Carrie Leigh: Pretty Pansycarrie_leigh on March 24th, 2012 04:21 am (UTC)
Thank you, Medical Professional. I appreciate the validation!
Hyacinth Girleustacia_vye28 on March 24th, 2012 07:19 am (UTC)
You're very welcome! Human behavior exists on a continuum. Only the truly far extremes tend to cause distress. :)
(Anonymous) on March 24th, 2012 04:55 am (UTC)
But your snarky comments are so dead on...

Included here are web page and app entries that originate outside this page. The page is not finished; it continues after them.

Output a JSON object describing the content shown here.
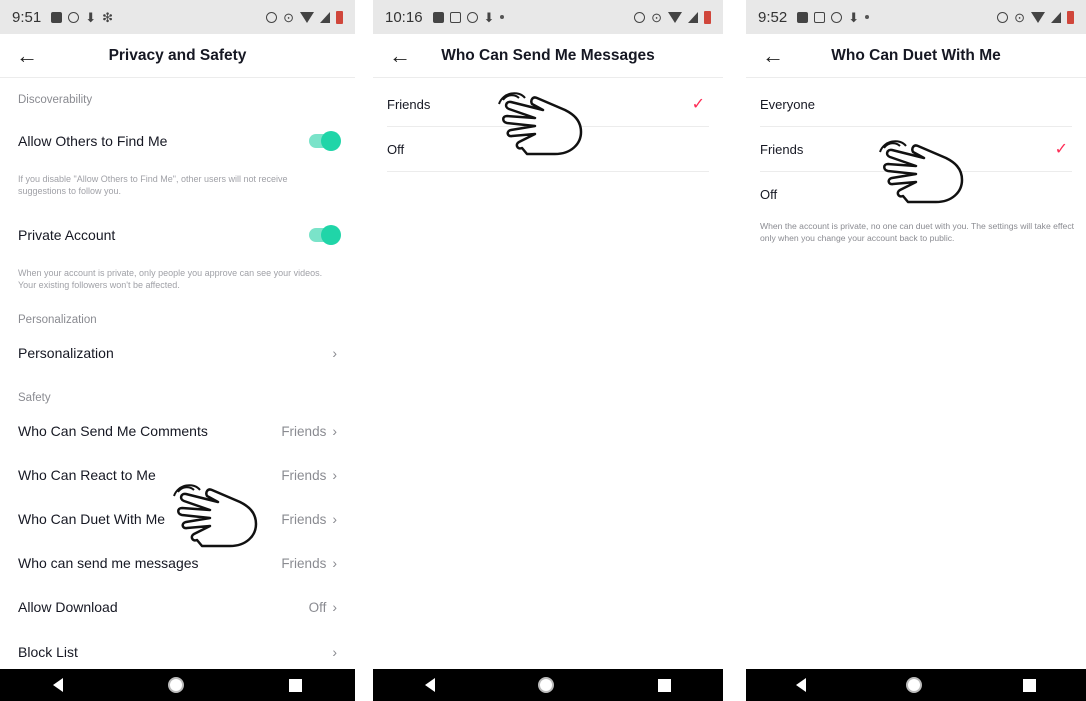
{
  "screen1": {
    "status": {
      "time": "9:51"
    },
    "title": "Privacy and Safety",
    "sections": {
      "discoverability": "Discoverability",
      "personalization": "Personalization",
      "safety": "Safety"
    },
    "allow_find": {
      "label": "Allow Others to Find Me",
      "enabled": true,
      "desc": "If you disable \"Allow Others to Find Me\", other users will not receive suggestions to follow you."
    },
    "private_account": {
      "label": "Private Account",
      "enabled": true,
      "desc": "When your account is private, only people you approve can see your videos. Your existing followers won't be affected."
    },
    "personalization_item": "Personalization",
    "items": [
      {
        "label": "Who Can Send Me Comments",
        "value": "Friends"
      },
      {
        "label": "Who Can React to Me",
        "value": "Friends"
      },
      {
        "label": "Who Can Duet With Me",
        "value": "Friends"
      },
      {
        "label": "Who can send me messages",
        "value": "Friends"
      },
      {
        "label": "Allow Download",
        "value": "Off"
      },
      {
        "label": "Block List",
        "value": ""
      }
    ]
  },
  "screen2": {
    "status": {
      "time": "10:16"
    },
    "title": "Who Can Send Me Messages",
    "options": [
      {
        "label": "Friends",
        "selected": true
      },
      {
        "label": "Off",
        "selected": false
      }
    ]
  },
  "screen3": {
    "status": {
      "time": "9:52"
    },
    "title": "Who Can Duet With Me",
    "options": [
      {
        "label": "Everyone",
        "selected": false
      },
      {
        "label": "Friends",
        "selected": true
      },
      {
        "label": "Off",
        "selected": false
      }
    ],
    "note": "When the account is private, no one can duet with you. The settings will take effect only when you change your account back to public."
  },
  "icons": {
    "back": "←",
    "chevron": "›",
    "check": "✓"
  },
  "colors": {
    "toggle_on": "#20d5a8",
    "check": "#fe2c55",
    "statusbar": "#e8e8e8"
  }
}
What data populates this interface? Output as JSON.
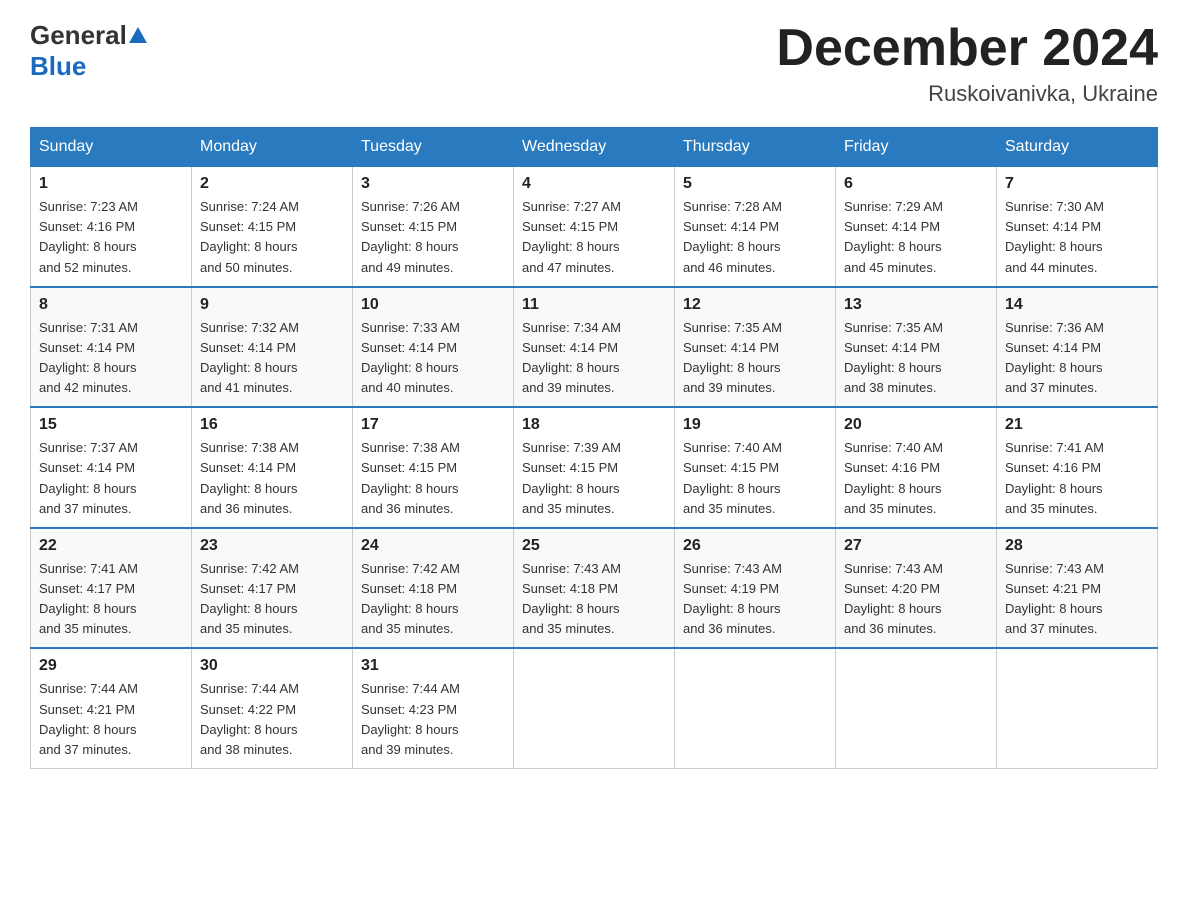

And I don't mean that in a bad way. You've got a blazing fast bullshit meter and you respond when it goes off. So much of human interaction is superficial because it must be. Being open and honest with every "person" you encounter in life would be unbearably exhausting. But I think I look at "persons" a bit differently, given my own life experiences - which is what my brief majoring in Psychology taught me to call a "perceptual set". I am fascinated by people. In general and in specific instances. I am generally inclined to think the average person is so much better than I am: kinder, more spiritually aware, healthier emotionally, more gifted. I think you catch the overall tone here. I am an other-directed person who pays less attention to self than a self-directed person. In my family, everything thing was in your face... all the time... no OFF switch. I have higher tolerance, I suppose, for the foibles of humanity. What I admire most about you is the relationship you've created with your family and your life partner. You have both figured out that relationships are managed, as anything long term must be, and have found a respectful and fulfilling way to be a team. I never saw anything like that growing up. So, I echo the thoughts of others, here. You are quite, quite normal. I hope that isn't a disappointment, dear, as it makes you no less interesting or original.

Melanie
Carrie Leigh: whistle hamlet's soliloquycarrie_leigh on March 28th, 2012 12:37 pm (UTC)
Re: But your snarky comments are so dead on...
I like the term, "Blazing Fast Bullshit Meter." I think everyone should use it.

Thanks for thinking I'm normal, and thanks for weighing in. You are, as ever, one of the most interesting people I know.